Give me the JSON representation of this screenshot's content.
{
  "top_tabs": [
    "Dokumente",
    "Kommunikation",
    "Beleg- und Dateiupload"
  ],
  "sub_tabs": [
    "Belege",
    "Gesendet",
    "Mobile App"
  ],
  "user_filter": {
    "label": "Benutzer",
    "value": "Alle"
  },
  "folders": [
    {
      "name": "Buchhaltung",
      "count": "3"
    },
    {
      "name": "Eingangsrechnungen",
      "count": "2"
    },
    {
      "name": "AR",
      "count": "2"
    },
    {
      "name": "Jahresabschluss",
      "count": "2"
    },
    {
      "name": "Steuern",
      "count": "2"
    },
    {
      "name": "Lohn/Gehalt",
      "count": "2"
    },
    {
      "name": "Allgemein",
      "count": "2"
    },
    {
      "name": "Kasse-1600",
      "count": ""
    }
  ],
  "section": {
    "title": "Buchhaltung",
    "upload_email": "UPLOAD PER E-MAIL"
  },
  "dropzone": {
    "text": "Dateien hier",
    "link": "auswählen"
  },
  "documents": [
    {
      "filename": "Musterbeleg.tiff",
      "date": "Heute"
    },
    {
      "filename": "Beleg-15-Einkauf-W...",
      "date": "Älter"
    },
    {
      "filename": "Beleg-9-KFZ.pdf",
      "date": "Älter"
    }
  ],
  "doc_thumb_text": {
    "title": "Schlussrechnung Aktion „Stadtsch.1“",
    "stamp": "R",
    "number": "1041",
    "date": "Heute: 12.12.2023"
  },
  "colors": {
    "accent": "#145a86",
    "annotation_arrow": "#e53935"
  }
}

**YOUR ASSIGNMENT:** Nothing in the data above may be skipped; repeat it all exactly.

**RESPONSE:**
Give me the JSON representation of this screenshot's content.
{
  "top_tabs": [
    "Dokumente",
    "Kommunikation",
    "Beleg- und Dateiupload"
  ],
  "sub_tabs": [
    "Belege",
    "Gesendet",
    "Mobile App"
  ],
  "user_filter": {
    "label": "Benutzer",
    "value": "Alle"
  },
  "folders": [
    {
      "name": "Buchhaltung",
      "count": "3"
    },
    {
      "name": "Eingangsrechnungen",
      "count": "2"
    },
    {
      "name": "AR",
      "count": "2"
    },
    {
      "name": "Jahresabschluss",
      "count": "2"
    },
    {
      "name": "Steuern",
      "count": "2"
    },
    {
      "name": "Lohn/Gehalt",
      "count": "2"
    },
    {
      "name": "Allgemein",
      "count": "2"
    },
    {
      "name": "Kasse-1600",
      "count": ""
    }
  ],
  "section": {
    "title": "Buchhaltung",
    "upload_email": "UPLOAD PER E-MAIL"
  },
  "dropzone": {
    "text": "Dateien hier",
    "link": "auswählen"
  },
  "documents": [
    {
      "filename": "Musterbeleg.tiff",
      "date": "Heute"
    },
    {
      "filename": "Beleg-15-Einkauf-W...",
      "date": "Älter"
    },
    {
      "filename": "Beleg-9-KFZ.pdf",
      "date": "Älter"
    }
  ],
  "doc_thumb_text": {
    "title": "Schlussrechnung Aktion „Stadtsch.1“",
    "stamp": "R",
    "number": "1041",
    "date": "Heute: 12.12.2023"
  },
  "colors": {
    "accent": "#145a86",
    "annotation_arrow": "#e53935"
  }
}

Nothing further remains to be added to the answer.